WHEN Libby Helinski closed her Nordic-inspired, Cooks Hill store Pappa Sven on March 16, she was fearful.
"We closed earlier than some, my husband had been to the US and came back just before brought in compulsory isolation and even though we [were healthy], we have customers aged over 70 at high risk," she says.
"We felt it was the right thing to do, we didn't know what was going to happen and it seemed scary. We have an online store so that was lucky but we never consider ourselves online retailers - we are a bricks and mortar store with online presence.
"The day I closed I honestly believed that we wouldn't reopen. I didn't know how a small business like mine could possible survive without having an income."
Ms Helinksi, who sells distinctly Nordic home, lifestyle and fashion items alongside fabric from her signature Marimekko brand, had already closed in January, when she spends time with her family. February trade was standard, then she shut.
As fate would have it, within days she received a big stock order.
She set about working from home, unpacking stock and posting on her social media.
"From there our online store went really well, in fact it went a bit crazy," she says.
As the weeks passed, sales of her Marimekko fabric doubled - a fact she attributes to people having more time to sew, and her own decision to make aprons and tablecloths and post pictures of them, bringing the fabric to life.
One of her online followers soon messaged to say his wife, an obstetrician, had run out of Personal Protective Equipment face masks, and was sewing them herself at home for colleagues.
"He asked me to make some so I made 30 from my own fabric stash and gave them to her," Ms Helinski said. "It was that time when you didn't know what to do if you were not a health worker or teacher and wondered if you had anything to contribute. It was lovely to be asked."
Another order came in for scrub caps, so she made 50, charging only for the fabric.
"It was great to be able to make them for the doctors, but every time I sewed one and put it up people saw more of the fabrics we had, too," she says.
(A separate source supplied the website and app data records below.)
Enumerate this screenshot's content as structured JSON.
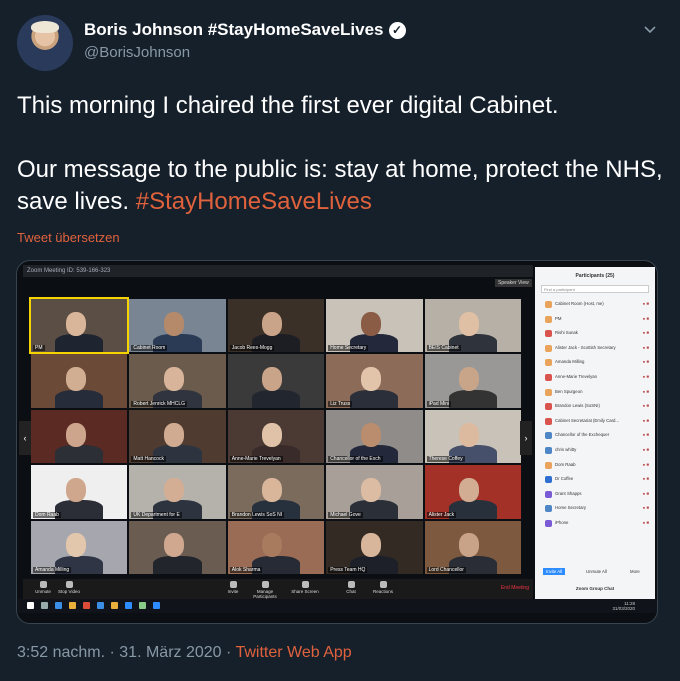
{
  "author": {
    "display_name": "Boris Johnson #StayHomeSaveLives",
    "handle": "@BorisJohnson",
    "verified_icon": "verified-badge-icon"
  },
  "tweet": {
    "line1": "This morning I chaired the first ever digital Cabinet.",
    "line2_prefix": "Our message to the public is: stay at home, protect the NHS, save lives. ",
    "hashtag": "#StayHomeSaveLives",
    "translate_label": "Tweet übersetzen"
  },
  "footer": {
    "time_date": "3:52 nachm. · 31. März 2020 · ",
    "source": "Twitter Web App"
  },
  "media": {
    "window_title": "Zoom Meeting ID: 539-166-323",
    "speaker_view": "Speaker View",
    "participants_title": "Participants (25)",
    "find_placeholder": "Find a participant",
    "tiles": [
      {
        "name": "PM",
        "face": "#d9b59a",
        "bg": "#5b4e44",
        "shirt": "#1f2530"
      },
      {
        "name": "Cabinet Room",
        "face": "#b48a6a",
        "bg": "#7a8594",
        "shirt": "#2b3b55"
      },
      {
        "name": "Jacob Rees-Mogg",
        "face": "#caa489",
        "bg": "#3b3028",
        "shirt": "#1d1d24"
      },
      {
        "name": "Home Secretary",
        "face": "#8a5c45",
        "bg": "#c9c2b8",
        "shirt": "#23283a"
      },
      {
        "name": "BEIS Cabinet",
        "face": "#e0c0a4",
        "bg": "#b7b0a6",
        "shirt": "#2f333b"
      },
      {
        "name": "",
        "face": "#d1ad92",
        "bg": "#6c4a38",
        "shirt": "#262c3a"
      },
      {
        "name": "Robert Jenrick MHCLG",
        "face": "#d7b49a",
        "bg": "#6b5b4c",
        "shirt": "#30343e"
      },
      {
        "name": "",
        "face": "#caa489",
        "bg": "#3a3a3a",
        "shirt": "#22262e"
      },
      {
        "name": "Liz Truss",
        "face": "#e2c4ab",
        "bg": "#8c6b58",
        "shirt": "#2a2f3a"
      },
      {
        "name": "iPad Mini",
        "face": "#c8a488",
        "bg": "#9a9896",
        "shirt": "#333"
      },
      {
        "name": "",
        "face": "#cda58c",
        "bg": "#5b2a22",
        "shirt": "#2c2f36"
      },
      {
        "name": "Matt Hancock",
        "face": "#d0ab92",
        "bg": "#4f3b30",
        "shirt": "#2d3440"
      },
      {
        "name": "Anne-Marie Trevelyan",
        "face": "#e0c2a8",
        "bg": "#4a3a33",
        "shirt": "#3a2b2b"
      },
      {
        "name": "Chancellor of the Exch",
        "face": "#b98d6e",
        "bg": "#8f8c8a",
        "shirt": "#23283a"
      },
      {
        "name": "Therese Coffey",
        "face": "#dcbaa0",
        "bg": "#c9c2b8",
        "shirt": "#47506a"
      },
      {
        "name": "Dom Raab",
        "face": "#cfa78d",
        "bg": "#efefef",
        "shirt": "#2b2e36"
      },
      {
        "name": "UK Department for E",
        "face": "#d3ae94",
        "bg": "#b5b1ab",
        "shirt": "#2d3440"
      },
      {
        "name": "Brandon Lewis SoS NI",
        "face": "#d9b59a",
        "bg": "#7b6b5c",
        "shirt": "#27303d"
      },
      {
        "name": "Michael Gove",
        "face": "#dcbca2",
        "bg": "#a8a098",
        "shirt": "#2a2f38"
      },
      {
        "name": "Alister Jack",
        "face": "#d2ad93",
        "bg": "#a33128",
        "shirt": "#28303c"
      },
      {
        "name": "Amanda Milling",
        "face": "#e3c7ad",
        "bg": "#a6a7ae",
        "shirt": "#2f3545"
      },
      {
        "name": "",
        "face": "#cfa88f",
        "bg": "#6b5c52",
        "shirt": "#22252c"
      },
      {
        "name": "Alok Sharma",
        "face": "#a87a5e",
        "bg": "#9a6b55",
        "shirt": "#262b35"
      },
      {
        "name": "Press Team HQ",
        "face": "#d8b69c",
        "bg": "#332a24",
        "shirt": "#1d2028"
      },
      {
        "name": "Lord Chancellor",
        "face": "#c9a387",
        "bg": "#7d5a3f",
        "shirt": "#2a2d35"
      }
    ],
    "participants": [
      {
        "name": "Cabinet Room (Host, me)",
        "color": "#e9a35b"
      },
      {
        "name": "PM",
        "color": "#e9a35b"
      },
      {
        "name": "Rishi Sunak",
        "color": "#d9534f"
      },
      {
        "name": "Alister Jack - Scottish Secretary",
        "color": "#e9a35b"
      },
      {
        "name": "Amanda Milling",
        "color": "#e9a35b"
      },
      {
        "name": "Anne-Marie Trevelyan",
        "color": "#d9534f"
      },
      {
        "name": "Ben Spurgeon",
        "color": "#e9a35b"
      },
      {
        "name": "Brandon Lewis (SoSNI)",
        "color": "#d9534f"
      },
      {
        "name": "Cabinet Secretariat (Emily Card...",
        "color": "#d9534f"
      },
      {
        "name": "Chancellor of the Exchequer",
        "color": "#4f86c6"
      },
      {
        "name": "chris whitty",
        "color": "#4f86c6"
      },
      {
        "name": "Dom Raab",
        "color": "#e9a35b"
      },
      {
        "name": "Dr Coffee",
        "color": "#2f6fd0"
      },
      {
        "name": "Grant Shapps",
        "color": "#7b5ad6"
      },
      {
        "name": "Home Secretary",
        "color": "#4f86c6"
      },
      {
        "name": "iPhone",
        "color": "#7b5ad6"
      }
    ],
    "panel_footer": {
      "invite": "Invite All",
      "unmute": "Unmute All",
      "more": "More"
    },
    "group_chat": "Zoom Group Chat",
    "controls": [
      {
        "label": "Unmute"
      },
      {
        "label": "Stop Video"
      },
      {
        "label": "Invite"
      },
      {
        "label": "Manage Participants"
      },
      {
        "label": "Share Screen"
      },
      {
        "label": "Chat"
      },
      {
        "label": "Reactions"
      }
    ],
    "end_meeting": "End Meeting",
    "tray_time": "11:28",
    "tray_date": "31/03/2020"
  }
}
Ms Helinski feels very lucky for her best April and May of trade since opening in 2014: "In saying that, they are quiet months, and we normally close for school holidays but we are certainly not feeling the really negative effect that some retailers have," she says.
She is elated to now be open and serving her customers in person but she says the pandemic deepened her connection to her online community.
"We handwrite our letters to every online order and delivered them - it was a level of service that we can't normally do when we are stuck in the shop 10-4," she said.
"The interesting thing is that people from all around Australia have contacted me saying, "I want to support your small business'. They are not thinking of me about being in Newcastle, they just want to [shop local]."
Together, not Alone is a partnership between Out of the Square, the Newcastle Herald and the Greater Bank. Its aim is to inspire some positivity in these difficult times and will feature a series of stories that explore kindness, innovation, creativity, celebration and mindfulness among businesses and the community.
- Doing whatever it takes to keep afloat
- Mindfulness expert's advice on how to cope
- Helping out victims of crime
- We're all in this - burger joint's helping hand
- Mollyjane's signs of hope and love
- Together, Not Alone - a new initiative to inspire
- Hope blooms for florist
- Darby Street's creative spirit finding solutions
If you have a story worth telling, contact Penelope Green: email@example.com